A sinking familiarity greets Rampart’s setup. From its plot (corruption in the LAPD) to its players (internal affairs, district attorneys and no-good hoodlums), the film patrols oft-walked streets. The Rampart Scandal alone (in which the endemic misconduct of the department’s anti-gang unit was exposed) has informed a plethora of bad cop/worse cop tales, from Street Kings to The Shield. Yet Rampart never feels stale, thanks largely to Woody Harrelson’s weighty portrayal of its fascistically violent central character, Officer David Brown.
With whiplash dialogue co-written by genre don James Ellroy,
Harrelson has plenty to chew on. The character’s potent eloquence is a
thrill, as Brown tries talking his way out of a deepening destructive
spiral. It’s Harrelson’s second outstanding performance in a row for
director Oren Moverman (after last year’s Oscar-nominated The Messengers),
and demonstrates just how compelling he can be when given an
all-too-rare starring role. Repulsive yet sympathetic, his committed

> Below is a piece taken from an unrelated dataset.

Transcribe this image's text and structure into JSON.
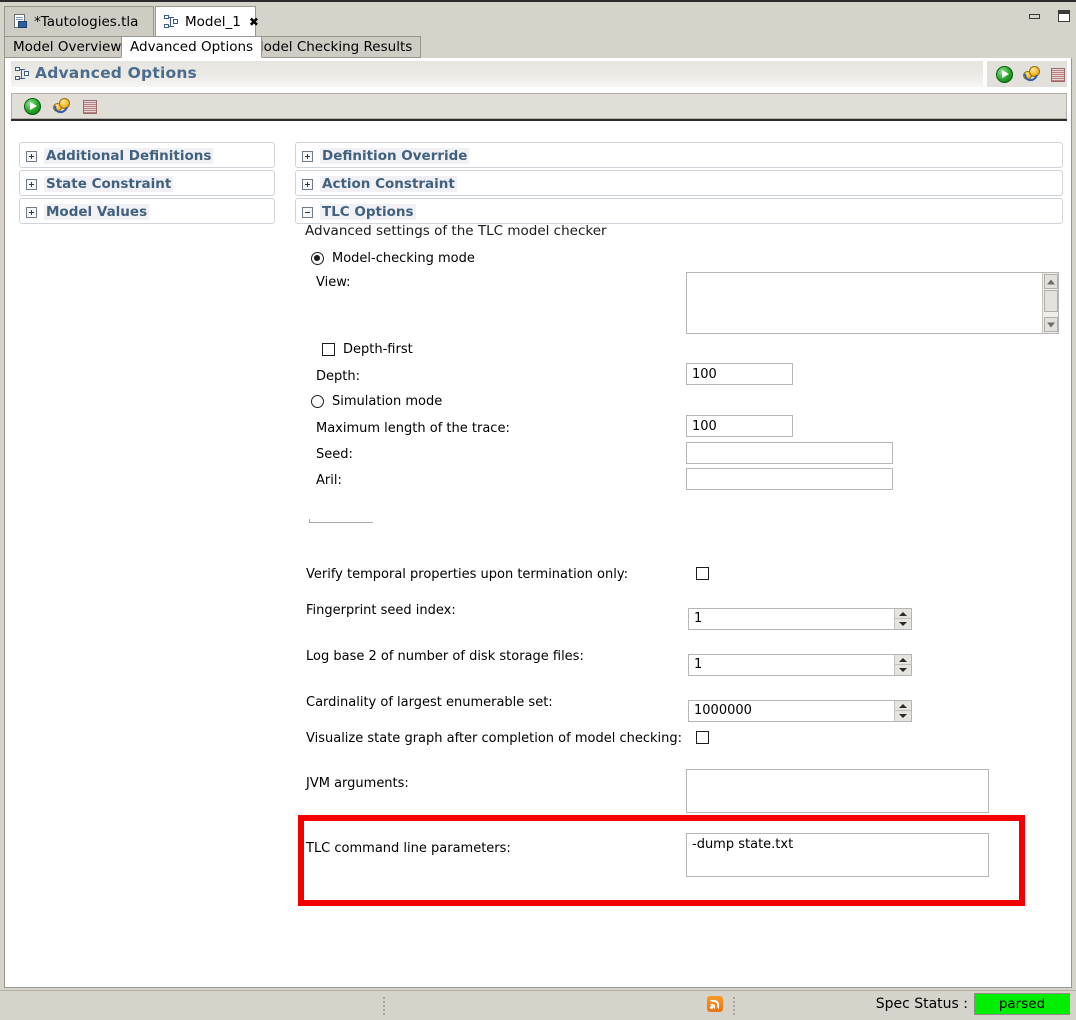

turn ensures Rampart’s nihilistic tone stays palatable.